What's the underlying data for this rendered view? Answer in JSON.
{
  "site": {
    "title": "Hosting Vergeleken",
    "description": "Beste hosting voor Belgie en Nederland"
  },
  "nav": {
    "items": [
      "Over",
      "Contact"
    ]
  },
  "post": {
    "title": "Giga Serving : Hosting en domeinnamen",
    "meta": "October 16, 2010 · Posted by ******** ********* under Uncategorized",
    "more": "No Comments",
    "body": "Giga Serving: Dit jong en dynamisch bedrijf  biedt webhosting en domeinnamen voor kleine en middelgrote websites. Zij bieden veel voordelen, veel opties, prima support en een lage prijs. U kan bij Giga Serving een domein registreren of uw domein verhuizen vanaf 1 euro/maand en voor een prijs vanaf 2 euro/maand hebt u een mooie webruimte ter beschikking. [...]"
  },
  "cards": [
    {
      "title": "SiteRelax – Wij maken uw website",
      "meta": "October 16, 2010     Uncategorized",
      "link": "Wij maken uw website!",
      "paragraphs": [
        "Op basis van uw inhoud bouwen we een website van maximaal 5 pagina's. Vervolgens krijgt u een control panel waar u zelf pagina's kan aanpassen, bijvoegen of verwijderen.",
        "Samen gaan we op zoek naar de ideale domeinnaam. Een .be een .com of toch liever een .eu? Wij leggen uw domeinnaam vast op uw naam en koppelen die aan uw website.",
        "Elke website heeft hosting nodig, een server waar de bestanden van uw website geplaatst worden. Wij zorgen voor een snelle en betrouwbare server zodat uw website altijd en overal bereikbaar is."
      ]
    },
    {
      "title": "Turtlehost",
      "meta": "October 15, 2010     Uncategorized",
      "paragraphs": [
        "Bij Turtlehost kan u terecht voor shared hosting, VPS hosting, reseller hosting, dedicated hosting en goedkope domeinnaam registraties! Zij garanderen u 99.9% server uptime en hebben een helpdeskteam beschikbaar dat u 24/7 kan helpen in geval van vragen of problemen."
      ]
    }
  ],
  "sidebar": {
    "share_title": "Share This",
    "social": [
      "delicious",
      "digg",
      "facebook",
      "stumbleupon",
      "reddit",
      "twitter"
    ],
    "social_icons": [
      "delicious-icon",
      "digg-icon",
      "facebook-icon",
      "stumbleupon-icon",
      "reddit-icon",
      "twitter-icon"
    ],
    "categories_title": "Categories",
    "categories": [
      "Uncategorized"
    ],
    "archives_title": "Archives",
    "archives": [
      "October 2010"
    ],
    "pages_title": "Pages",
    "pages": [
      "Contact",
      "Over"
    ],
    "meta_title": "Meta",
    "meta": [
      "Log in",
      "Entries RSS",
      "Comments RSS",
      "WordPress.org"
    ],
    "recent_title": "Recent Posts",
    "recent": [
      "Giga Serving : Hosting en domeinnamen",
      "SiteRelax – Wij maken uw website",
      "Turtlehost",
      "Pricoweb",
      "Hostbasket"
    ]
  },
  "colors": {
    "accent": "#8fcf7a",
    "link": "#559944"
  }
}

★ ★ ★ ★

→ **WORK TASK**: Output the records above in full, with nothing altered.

→ **ANSWER TO THE PROBLEM**:
What's the underlying data for this rendered view? Answer in JSON.
{
  "site": {
    "title": "Hosting Vergeleken",
    "description": "Beste hosting voor Belgie en Nederland"
  },
  "nav": {
    "items": [
      "Over",
      "Contact"
    ]
  },
  "post": {
    "title": "Giga Serving : Hosting en domeinnamen",
    "meta": "October 16, 2010 · Posted by ******** ********* under Uncategorized",
    "more": "No Comments",
    "body": "Giga Serving: Dit jong en dynamisch bedrijf  biedt webhosting en domeinnamen voor kleine en middelgrote websites. Zij bieden veel voordelen, veel opties, prima support en een lage prijs. U kan bij Giga Serving een domein registreren of uw domein verhuizen vanaf 1 euro/maand en voor een prijs vanaf 2 euro/maand hebt u een mooie webruimte ter beschikking. [...]"
  },
  "cards": [
    {
      "title": "SiteRelax – Wij maken uw website",
      "meta": "October 16, 2010     Uncategorized",
      "link": "Wij maken uw website!",
      "paragraphs": [
        "Op basis van uw inhoud bouwen we een website van maximaal 5 pagina's. Vervolgens krijgt u een control panel waar u zelf pagina's kan aanpassen, bijvoegen of verwijderen.",
        "Samen gaan we op zoek naar de ideale domeinnaam. Een .be een .com of toch liever een .eu? Wij leggen uw domeinnaam vast op uw naam en koppelen die aan uw website.",
        "Elke website heeft hosting nodig, een server waar de bestanden van uw website geplaatst worden. Wij zorgen voor een snelle en betrouwbare server zodat uw website altijd en overal bereikbaar is."
      ]
    },
    {
      "title": "Turtlehost",
      "meta": "October 15, 2010     Uncategorized",
      "paragraphs": [
        "Bij Turtlehost kan u terecht voor shared hosting, VPS hosting, reseller hosting, dedicated hosting en goedkope domeinnaam registraties! Zij garanderen u 99.9% server uptime en hebben een helpdeskteam beschikbaar dat u 24/7 kan helpen in geval van vragen of problemen."
      ]
    }
  ],
  "sidebar": {
    "share_title": "Share This",
    "social": [
      "delicious",
      "digg",
      "facebook",
      "stumbleupon",
      "reddit",
      "twitter"
    ],
    "social_icons": [
      "delicious-icon",
      "digg-icon",
      "facebook-icon",
      "stumbleupon-icon",
      "reddit-icon",
      "twitter-icon"
    ],
    "categories_title": "Categories",
    "categories": [
      "Uncategorized"
    ],
    "archives_title": "Archives",
    "archives": [
      "October 2010"
    ],
    "pages_title": "Pages",
    "pages": [
      "Contact",
      "Over"
    ],
    "meta_title": "Meta",
    "meta": [
      "Log in",
      "Entries RSS",
      "Comments RSS",
      "WordPress.org"
    ],
    "recent_title": "Recent Posts",
    "recent": [
      "Giga Serving : Hosting en domeinnamen",
      "SiteRelax – Wij maken uw website",
      "Turtlehost",
      "Pricoweb",
      "Hostbasket"
    ]
  },
  "colors": {
    "accent": "#8fcf7a",
    "link": "#559944"
  }
}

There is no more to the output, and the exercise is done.